Tide Lands Definition and Legal Meaning
On this page, you'll find the legal definition and meaning of Tide Lands, written in plain English, along with examples of how it is used.
What is Tide Lands?
The wet sand area between the high and low water points that the tidal action covers each day. It is here where the basis of the access to the water is derived. Normally this land is owned by the person who owns the property fronting the sea. Initially these were taken to be the property of State.
History and Meaning of Tide Lands
Tide lands refer to the area between the high and low water lines that are covered by tidal action every day. It is also known as the intertidal zone. Previously, this land was considered to be the property of the state, and access to water was considered a basic right. However, it is now generally owned by the person who owns the property that fronts the sea.
Examples of Tide Lands
- A property owner who wants to develop their land but is legally obligated to maintain public access to the nearby tide lands for fishing and other recreational activities.
- A court case involving a dispute about the ownership of tidal lands and the rights of the public to access them.
- The development of a marina or pier that requires dredging and excavating of tidal lands to accommodate boats.
Legal Terms Similar to Tide Lands
- Riparian Rights: The rights of a landowner whose property borders a river or stream.

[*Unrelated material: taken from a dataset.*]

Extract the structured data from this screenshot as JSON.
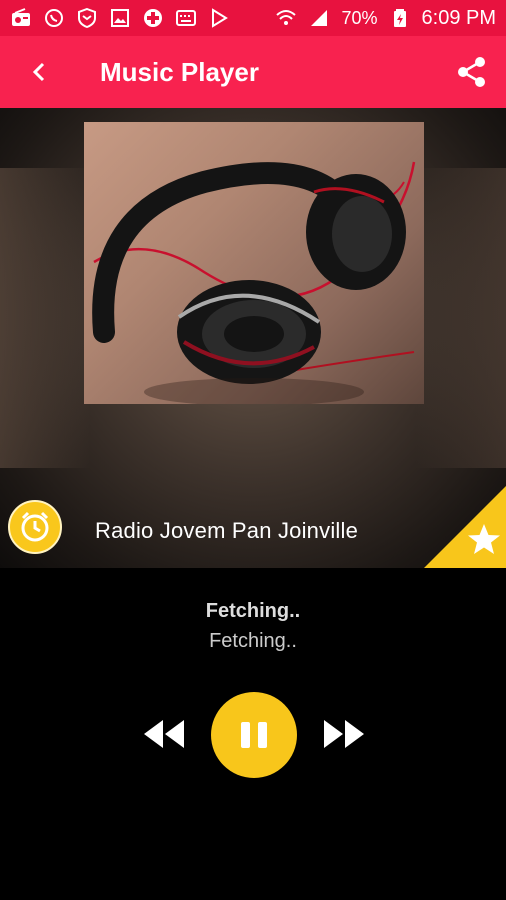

- Water Rights: The legal rights of a person or entity to use water from a river, stream, or other source.
- Easement: The legal right to use someone else's land for a specific purpose, such as crossing it to access a body of water.